The grizzly bear tours from the lodge on Minstrel Island run up Knight Inlet to the area of Glendale Cove. By mid-May the mother grizzlies bring their cubs to the shore of Knight Inlet and start to make their way toward the Glendale estuary. Berries are note yet ripe so the best source of protein is the sedge grass that grows in the estuary. The cubs in May seem to have an aversion to water but by mid August when this picture was taken they rather enjoy the water as a way to cool down and play.
The last 3 years we have been starting to view sea otters in our area more regularly. They are still often a distance away, but the sightings are increasing with some “rafts” of them developing in areas near the western portion of our whale watching trips. These animals were hunted heavily for their fur and were completely wiped out of British Columbia waters. Re-introduction occurred from Alaskan otters in the 1960’s. They have long been protected and their numbers have been steadily increasing along the exposed BC coast and are now moving back into inside waters. They are unique in that they don’t have the insulating blubber that other marine mammals use to keep warm. As a result they have dense (over 1 million hairs per square inch) fur and feed heavily. They are important in balancing the eco-system. They eat a lot of sea urchins, which eat a lot of kelp. Kelp is extremely important as it provides cover for juvenile fish and is where the herring spawn in the early spring.

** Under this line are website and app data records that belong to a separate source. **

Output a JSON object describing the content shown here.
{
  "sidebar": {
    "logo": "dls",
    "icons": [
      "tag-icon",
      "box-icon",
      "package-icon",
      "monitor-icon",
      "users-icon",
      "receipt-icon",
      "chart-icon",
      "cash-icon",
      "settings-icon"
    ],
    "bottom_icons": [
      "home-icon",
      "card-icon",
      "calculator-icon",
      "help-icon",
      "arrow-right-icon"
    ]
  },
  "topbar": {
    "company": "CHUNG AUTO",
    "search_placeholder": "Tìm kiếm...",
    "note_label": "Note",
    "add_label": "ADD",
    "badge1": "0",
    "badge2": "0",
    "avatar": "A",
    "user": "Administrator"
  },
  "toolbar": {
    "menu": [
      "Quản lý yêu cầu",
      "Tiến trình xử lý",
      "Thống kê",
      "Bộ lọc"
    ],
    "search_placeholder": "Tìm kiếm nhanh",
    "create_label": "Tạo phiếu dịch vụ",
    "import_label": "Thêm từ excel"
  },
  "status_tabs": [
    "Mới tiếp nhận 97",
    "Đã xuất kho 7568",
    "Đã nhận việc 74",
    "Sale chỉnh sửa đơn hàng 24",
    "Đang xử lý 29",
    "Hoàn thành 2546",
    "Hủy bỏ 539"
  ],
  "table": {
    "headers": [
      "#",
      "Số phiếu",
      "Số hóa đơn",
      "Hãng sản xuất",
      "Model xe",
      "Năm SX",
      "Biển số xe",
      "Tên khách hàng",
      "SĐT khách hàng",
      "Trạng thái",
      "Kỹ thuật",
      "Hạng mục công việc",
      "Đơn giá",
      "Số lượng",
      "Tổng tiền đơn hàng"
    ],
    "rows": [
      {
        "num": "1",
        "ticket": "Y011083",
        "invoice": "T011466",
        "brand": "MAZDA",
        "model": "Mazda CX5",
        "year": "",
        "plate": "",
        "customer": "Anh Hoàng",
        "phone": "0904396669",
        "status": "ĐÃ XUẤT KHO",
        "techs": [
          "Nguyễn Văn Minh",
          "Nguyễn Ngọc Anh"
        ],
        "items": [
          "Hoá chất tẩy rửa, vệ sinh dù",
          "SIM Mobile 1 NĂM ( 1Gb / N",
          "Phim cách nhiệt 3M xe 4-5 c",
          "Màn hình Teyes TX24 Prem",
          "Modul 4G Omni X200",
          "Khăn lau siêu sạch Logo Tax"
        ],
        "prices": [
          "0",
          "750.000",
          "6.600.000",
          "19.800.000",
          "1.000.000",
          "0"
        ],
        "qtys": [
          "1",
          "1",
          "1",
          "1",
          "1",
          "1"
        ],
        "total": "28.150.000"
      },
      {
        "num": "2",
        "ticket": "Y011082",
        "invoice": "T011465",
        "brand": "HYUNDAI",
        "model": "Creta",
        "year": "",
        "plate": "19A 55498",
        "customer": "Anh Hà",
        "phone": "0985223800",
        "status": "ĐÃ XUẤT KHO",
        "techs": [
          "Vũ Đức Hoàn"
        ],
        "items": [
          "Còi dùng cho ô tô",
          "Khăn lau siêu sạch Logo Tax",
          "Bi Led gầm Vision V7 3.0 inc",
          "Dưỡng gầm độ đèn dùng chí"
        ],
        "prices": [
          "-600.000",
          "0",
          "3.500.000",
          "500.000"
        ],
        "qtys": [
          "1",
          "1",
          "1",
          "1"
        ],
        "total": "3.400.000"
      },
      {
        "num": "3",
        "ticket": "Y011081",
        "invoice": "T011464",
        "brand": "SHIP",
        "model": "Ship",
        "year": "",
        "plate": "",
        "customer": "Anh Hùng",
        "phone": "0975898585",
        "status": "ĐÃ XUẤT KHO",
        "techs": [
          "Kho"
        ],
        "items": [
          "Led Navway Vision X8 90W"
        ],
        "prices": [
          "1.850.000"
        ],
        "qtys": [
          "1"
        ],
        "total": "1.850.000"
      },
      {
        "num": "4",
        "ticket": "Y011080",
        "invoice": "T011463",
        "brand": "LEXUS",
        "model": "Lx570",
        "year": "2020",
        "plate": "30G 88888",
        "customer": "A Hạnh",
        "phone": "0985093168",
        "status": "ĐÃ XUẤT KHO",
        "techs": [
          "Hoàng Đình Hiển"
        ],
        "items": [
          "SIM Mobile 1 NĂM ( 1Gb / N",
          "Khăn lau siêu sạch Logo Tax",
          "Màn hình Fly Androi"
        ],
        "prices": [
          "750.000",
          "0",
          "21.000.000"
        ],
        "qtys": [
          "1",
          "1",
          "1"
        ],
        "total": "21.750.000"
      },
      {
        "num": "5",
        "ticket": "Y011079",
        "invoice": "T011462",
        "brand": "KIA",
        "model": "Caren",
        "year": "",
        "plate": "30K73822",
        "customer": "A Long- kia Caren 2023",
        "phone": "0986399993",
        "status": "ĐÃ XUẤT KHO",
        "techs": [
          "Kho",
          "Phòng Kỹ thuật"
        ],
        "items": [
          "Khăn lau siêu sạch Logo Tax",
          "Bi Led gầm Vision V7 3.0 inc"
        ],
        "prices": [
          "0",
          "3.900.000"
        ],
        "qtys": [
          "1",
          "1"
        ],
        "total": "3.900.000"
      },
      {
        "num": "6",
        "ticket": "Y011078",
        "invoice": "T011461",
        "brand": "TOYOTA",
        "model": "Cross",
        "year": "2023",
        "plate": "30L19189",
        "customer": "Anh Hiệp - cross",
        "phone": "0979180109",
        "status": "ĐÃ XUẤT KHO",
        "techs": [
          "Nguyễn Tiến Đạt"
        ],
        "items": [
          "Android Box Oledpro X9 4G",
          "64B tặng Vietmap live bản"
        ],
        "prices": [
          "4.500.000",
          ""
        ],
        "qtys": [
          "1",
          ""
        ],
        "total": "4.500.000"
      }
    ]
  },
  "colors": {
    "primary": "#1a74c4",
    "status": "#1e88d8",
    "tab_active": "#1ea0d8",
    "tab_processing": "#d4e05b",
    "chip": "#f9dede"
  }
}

With the increase in these otters we are seeing a greater abundance and healthier kelp forests.